• [EXERCISE REQUIREMENTS]: Which lines below mention "JSON"? Pick each one out.

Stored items
-- Opening Marker --
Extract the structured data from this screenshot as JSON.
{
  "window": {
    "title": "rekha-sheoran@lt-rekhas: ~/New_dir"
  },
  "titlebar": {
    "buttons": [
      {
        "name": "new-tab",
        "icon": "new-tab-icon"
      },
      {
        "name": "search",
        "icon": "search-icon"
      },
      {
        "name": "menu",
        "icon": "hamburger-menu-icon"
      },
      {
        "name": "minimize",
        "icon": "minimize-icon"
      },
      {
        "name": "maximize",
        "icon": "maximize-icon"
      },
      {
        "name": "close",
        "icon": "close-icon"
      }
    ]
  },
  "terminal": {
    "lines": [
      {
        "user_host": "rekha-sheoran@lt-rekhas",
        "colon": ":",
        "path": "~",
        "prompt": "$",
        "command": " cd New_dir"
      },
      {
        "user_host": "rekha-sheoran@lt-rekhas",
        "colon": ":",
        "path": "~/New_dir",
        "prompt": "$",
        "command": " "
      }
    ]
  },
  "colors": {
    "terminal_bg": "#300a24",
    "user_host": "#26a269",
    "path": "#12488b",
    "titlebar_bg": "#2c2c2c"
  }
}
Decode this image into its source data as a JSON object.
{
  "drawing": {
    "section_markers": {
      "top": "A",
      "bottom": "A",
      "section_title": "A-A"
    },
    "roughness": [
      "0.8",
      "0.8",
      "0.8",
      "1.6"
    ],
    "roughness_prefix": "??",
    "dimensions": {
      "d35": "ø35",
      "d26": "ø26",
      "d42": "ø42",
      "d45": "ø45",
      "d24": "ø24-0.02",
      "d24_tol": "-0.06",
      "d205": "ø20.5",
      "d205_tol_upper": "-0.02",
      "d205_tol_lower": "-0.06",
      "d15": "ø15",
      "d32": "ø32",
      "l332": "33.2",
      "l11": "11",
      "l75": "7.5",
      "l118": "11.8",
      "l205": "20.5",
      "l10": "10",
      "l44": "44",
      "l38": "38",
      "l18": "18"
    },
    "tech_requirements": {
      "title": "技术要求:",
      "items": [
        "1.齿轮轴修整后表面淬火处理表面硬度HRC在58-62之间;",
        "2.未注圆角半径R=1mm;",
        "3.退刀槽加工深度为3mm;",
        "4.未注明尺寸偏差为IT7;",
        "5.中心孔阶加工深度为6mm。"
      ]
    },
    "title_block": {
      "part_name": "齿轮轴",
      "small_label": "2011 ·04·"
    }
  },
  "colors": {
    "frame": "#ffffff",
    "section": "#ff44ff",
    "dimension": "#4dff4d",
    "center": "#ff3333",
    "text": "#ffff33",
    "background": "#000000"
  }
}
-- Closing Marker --
• [THE COMPLETED TASK]:
Extract the structured data from this screenshot as JSON.
Decode this image into its source data as a JSON object.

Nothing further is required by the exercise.